We’ve all been there. We’re hearing what the person is saying but we’re not really listening. Sometimes we get away with it - after all we don’t know what we may have missed. You may even pride yourself on the art of multitasking during a quick catch up!
But when there is an important subject matter on the table, the skill of active listening is key and provides a more meaningful and effective exchange.
What is active listening?
One of the most important skills we develop as coaches is not just listening, but active listening. This means taking into account how you feel and what you see, hear, think and focus on when you’re listening to someone.
There is so much that you pick up on other than the words they use. Watching their body language, feeling the energy they give off, noting facial expressions, being aware of changing intonation in their voice and highlighting what is not being said can often lead to a big transformational moment.
Based on observations and feeling a coach may trust their intuition and ask the client, ‘what are you holding back?’ They may even just state it feels like something is not being said. These can be powerful moments that help a client to confront what is really going on or to create an opportunity to understand something deeper that they may not even have been aware of.
This becomes more than just a conversation of comments and responses, but a series of interactions and revelations that stretches beyond the words that are being said.
John Sutherland, former Met Police commander and writer, talks about the ‘lost art of listening’ on The IAB UK Podcast.
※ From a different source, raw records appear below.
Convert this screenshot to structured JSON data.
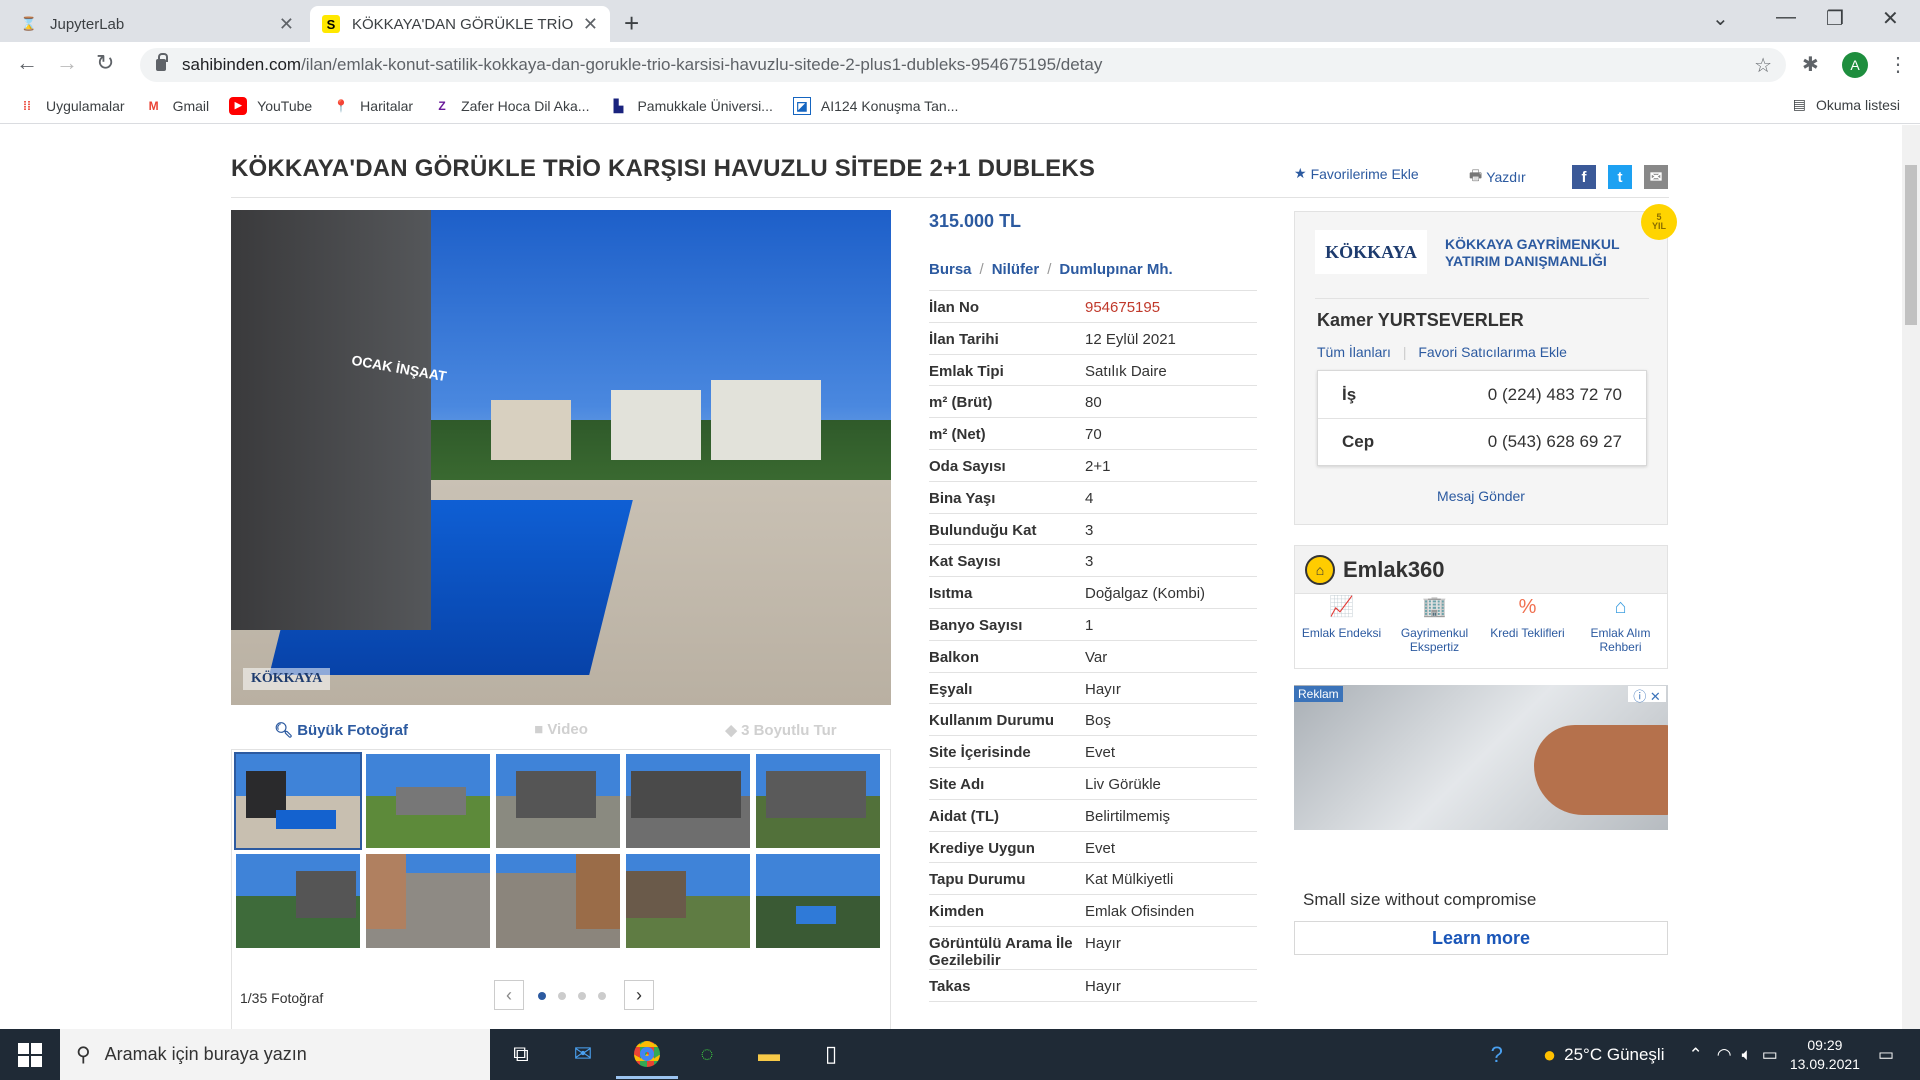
{
  "browser": {
    "tabs": [
      {
        "title": "JupyterLab",
        "active": false
      },
      {
        "title": "KÖKKAYA'DAN GÖRÜKLE TRİO KA",
        "active": true
      }
    ],
    "url_host": "sahibinden.com",
    "url_path": "/ilan/emlak-konut-satilik-kokkaya-dan-gorukle-trio-karsisi-havuzlu-sitede-2-plus1-dubleks-954675195/detay",
    "avatar_letter": "A",
    "bookmarks": [
      "Uygulamalar",
      "Gmail",
      "YouTube",
      "Haritalar",
      "Zafer Hoca Dil Aka...",
      "Pamukkale Üniversi...",
      "AI124 Konuşma Tan..."
    ],
    "reading_list": "Okuma listesi"
  },
  "listing": {
    "title": "KÖKKAYA'DAN GÖRÜKLE TRİO KARŞISI HAVUZLU SİTEDE 2+1 DUBLEKS",
    "actions": {
      "favorite": "Favorilerime Ekle",
      "print": "Yazdır"
    },
    "photo_sign": "OCAK İNŞAAT",
    "photo_logo": "KÖKKAYA",
    "media_tabs": {
      "big_photo": "Büyük Fotoğraf",
      "video": "Video",
      "tour": "3 Boyutlu Tur"
    },
    "photo_count": "1/35 Fotoğraf",
    "price": "315.000 TL",
    "location": {
      "city": "Bursa",
      "district": "Nilüfer",
      "neighborhood": "Dumlupınar Mh."
    },
    "details": [
      {
        "k": "İlan No",
        "v": "954675195"
      },
      {
        "k": "İlan Tarihi",
        "v": "12 Eylül 2021"
      },
      {
        "k": "Emlak Tipi",
        "v": "Satılık Daire"
      },
      {
        "k": "m² (Brüt)",
        "v": "80"
      },
      {
        "k": "m² (Net)",
        "v": "70"
      },
      {
        "k": "Oda Sayısı",
        "v": "2+1"
      },
      {
        "k": "Bina Yaşı",
        "v": "4"
      },
      {
        "k": "Bulunduğu Kat",
        "v": "3"
      },
      {
        "k": "Kat Sayısı",
        "v": "3"
      },
      {
        "k": "Isıtma",
        "v": "Doğalgaz (Kombi)"
      },
      {
        "k": "Banyo Sayısı",
        "v": "1"
      },
      {
        "k": "Balkon",
        "v": "Var"
      },
      {
        "k": "Eşyalı",
        "v": "Hayır"
      },
      {
        "k": "Kullanım Durumu",
        "v": "Boş"
      },
      {
        "k": "Site İçerisinde",
        "v": "Evet"
      },
      {
        "k": "Site Adı",
        "v": "Liv Görükle"
      },
      {
        "k": "Aidat (TL)",
        "v": "Belirtilmemiş"
      },
      {
        "k": "Krediye Uygun",
        "v": "Evet"
      },
      {
        "k": "Tapu Durumu",
        "v": "Kat Mülkiyetli"
      },
      {
        "k": "Kimden",
        "v": "Emlak Ofisinden"
      },
      {
        "k": "Görüntülü Arama İle Gezilebilir",
        "v": "Hayır"
      },
      {
        "k": "Takas",
        "v": "Hayır"
      }
    ]
  },
  "seller": {
    "logo": "KÖKKAYA",
    "company_line1": "KÖKKAYA GAYRİMENKUL",
    "company_line2": "YATIRIM DANIŞMANLIĞI",
    "badge_num": "5",
    "badge_word": "YIL",
    "agent": "Kamer YURTSEVERLER",
    "all_listings": "Tüm İlanları",
    "add_favorite": "Favori Satıcılarıma Ekle",
    "phone_work_label": "İş",
    "phone_work": "0 (224) 483 72 70",
    "phone_mobile_label": "Cep",
    "phone_mobile": "0 (543) 628 69 27",
    "send_message": "Mesaj Gönder"
  },
  "emlak360": {
    "name": "Emlak360",
    "items": [
      "Emlak Endeksi",
      "Gayrimenkul Ekspertiz",
      "Kredi Teklifleri",
      "Emlak Alım Rehberi"
    ]
  },
  "ad": {
    "label": "Reklam",
    "text": "Small size without compromise",
    "button": "Learn more"
  },
  "taskbar": {
    "search_placeholder": "Aramak için buraya yazın",
    "weather": "25°C Güneşli",
    "time": "09:29",
    "date": "13.09.2021"
  }
}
In the podcast, he refers to the Chinese symbol for listening, a symbol beautifully demonstrating the different facets of what it involves:
He references Albert Mehrabian’s theory that ‘up to 90% of what we communicate with one another is non verbal’ to highlight the point that we cannot ‘just listen.’
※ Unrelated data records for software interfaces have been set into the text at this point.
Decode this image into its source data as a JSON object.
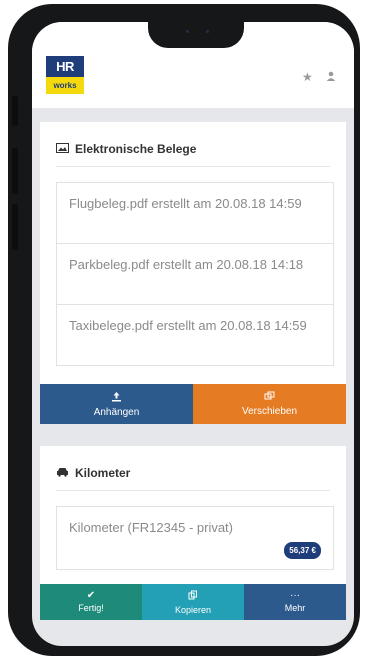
{
  "header": {
    "logo_top": "HR",
    "logo_bottom": "works",
    "star_icon": "star-icon",
    "user_icon": "user-icon"
  },
  "belege": {
    "title": "Elektronische Belege",
    "icon": "image-icon",
    "items": [
      {
        "label": "Flugbeleg.pdf erstellt am 20.08.18 14:59"
      },
      {
        "label": "Parkbeleg.pdf erstellt am 20.08.18 14:18"
      },
      {
        "label": "Taxibelege.pdf erstellt am 20.08.18 14:59"
      }
    ],
    "actions": {
      "attach_label": "Anhängen",
      "attach_icon": "upload-icon",
      "attach_color": "#2c5a8c",
      "move_label": "Verschieben",
      "move_icon": "move-icon",
      "move_color": "#e57b22"
    }
  },
  "kilometer": {
    "title": "Kilometer",
    "icon": "car-icon",
    "item_label": "Kilometer (FR12345 - privat)",
    "amount_badge": "56,37 €"
  },
  "bottombar": {
    "done_label": "Fertig!",
    "done_color": "#1e8a7a",
    "copy_label": "Kopieren",
    "copy_color": "#23a0b5",
    "more_label": "Mehr",
    "more_color": "#2c5a8c"
  }
}
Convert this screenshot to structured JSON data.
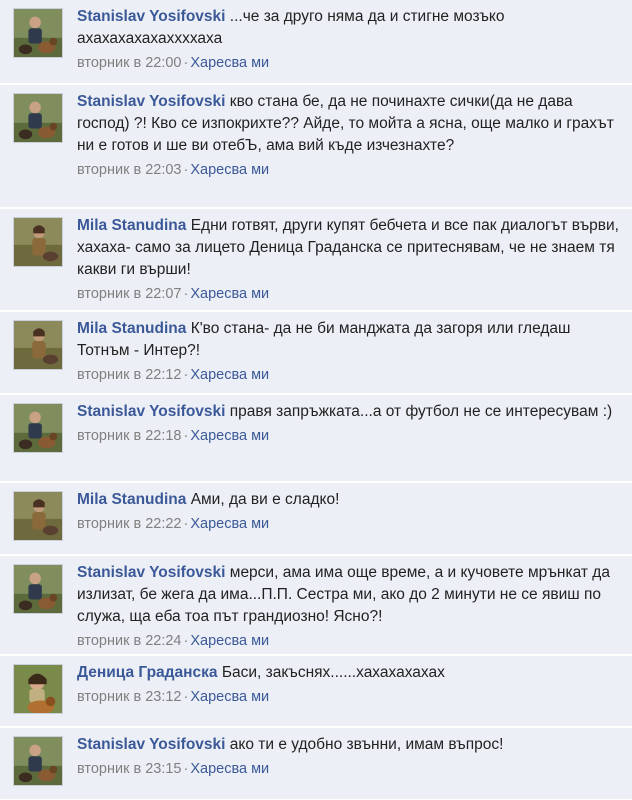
{
  "colors": {
    "background": "#eceff5",
    "author": "#3b5998",
    "meta": "#808080",
    "text": "#222222"
  },
  "comments": [
    {
      "author": "Stanislav Yosifovski",
      "avatar": "stanislav-avatar",
      "text": "...че за друго няма да и стигне мозъко ахахахахахаххххаха",
      "time": "вторник в 22:00",
      "like": "Харесва ми"
    },
    {
      "author": "Stanislav Yosifovski",
      "avatar": "stanislav-avatar",
      "text": "кво стана бе, да не починахте сички(да не дава господ) ?! Кво се изпокрихте?? Айде, то мойта а ясна, още малко и грахът ни е готов и ше ви отебЪ, ама вий къде изчезнахте?",
      "time": "вторник в 22:03",
      "like": "Харесва ми"
    },
    {
      "author": "Mila Stanudina",
      "avatar": "mila-avatar",
      "text": "Едни готвят, други купят бебчета и все пак диалогът върви, хахаха- само за лицето Деница Граданска се притеснявам, че не знаем тя какви ги върши!",
      "time": "вторник в 22:07",
      "like": "Харесва ми"
    },
    {
      "author": "Mila Stanudina",
      "avatar": "mila-avatar",
      "text": "К'во стана- да не би манджата да загоря или гледаш Тотнъм - Интер?!",
      "time": "вторник в 22:12",
      "like": "Харесва ми"
    },
    {
      "author": "Stanislav Yosifovski",
      "avatar": "stanislav-avatar",
      "text": "правя запръжката...а от футбол не се интересувам :)",
      "time": "вторник в 22:18",
      "like": "Харесва ми"
    },
    {
      "author": "Mila Stanudina",
      "avatar": "mila-avatar",
      "text": "Ами, да ви е сладко!",
      "time": "вторник в 22:22",
      "like": "Харесва ми"
    },
    {
      "author": "Stanislav Yosifovski",
      "avatar": "stanislav-avatar",
      "text": "мерси, ама има още време, а и кучовете мрънкат да излизат, бе жега да има...П.П. Сестра ми, ако до 2 минути не се явиш по служа, ща еба тоа път грандиозно! Ясно?!",
      "time": "вторник в 22:24",
      "like": "Харесва ми"
    },
    {
      "author": "Деница Граданска",
      "avatar": "denitsa-avatar",
      "text": "Баси, закъснях......хахахахахах",
      "time": "вторник в 23:12",
      "like": "Харесва ми"
    },
    {
      "author": "Stanislav Yosifovski",
      "avatar": "stanislav-avatar",
      "text": "ако ти е удобно звънни, имам въпрос!",
      "time": "вторник в 23:15",
      "like": "Харесва ми"
    }
  ]
}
To listen well it should be intentional. In a world where everything moves so fast, Sutherland argues we should be taking moments to pause. We should feel happy to take a moment, reflect on what is being said or not said and clarify our understanding when needed. These are all skills in active listening.
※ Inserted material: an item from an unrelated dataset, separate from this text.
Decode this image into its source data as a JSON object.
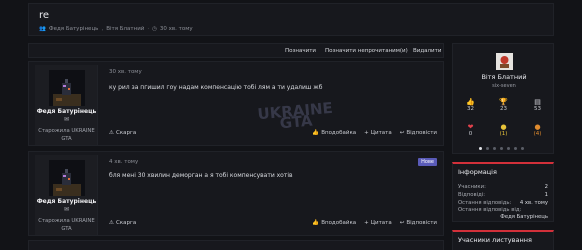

Why active listening is the secret to success in coaching
‘You’d be a great coach because you’re good at giving advice!’ There’s a myth about coaching that it’s all about giving advice and solving people’s problems. This simply isn’t true. In fact, active listening is a much more important skill.
Coaching isn’t about giving advice but about listening to people, beyond just the words that they are saying, and being able to decipher their true feelings, thoughts, worries and wants.
This allows the coach to further explore these issues using open questions to facilitate development and the person's own ability to problem solve.
Coaching can offer you the time and space to be truly listened to in a judgement free space.
What is it that you want to be heard on? What chaos is going on in your own head that you want to voice and make sense of? Is there something bothering you but you’re unable to put your finger on it?
A coach may be able to help you, even if you can’t put these feelings perfectly into words.
Test your own skills in active listening
Before a coaching session I try to get myself in the zone to truly actively listen. I try to remove any distractions, clear my mind to avoid thinking about ‘to do’ lists or what I need to do later and try to be present and fully attentive to my client for the next hour.
Try it yourself. Before your next big meeting or an important chat with a friend, get yourself in a space to actively listen. These days, life can be distracting so set an optimum environment to be able to listen. Remove any barriers such as phones, external noise or pets/children!
Try to pick up on changes in body language as they talk. Are they bored? Excited? Distracted? Passionate? Does the energy change at any point? At what point did the energy change? What could that be telling you?
Afterwards, reflect on whether it made a difference to your understanding and how you felt during and after the call? Did you pick up more from the conversation other than what was said? Did it make the call richer? Let me know how you get on!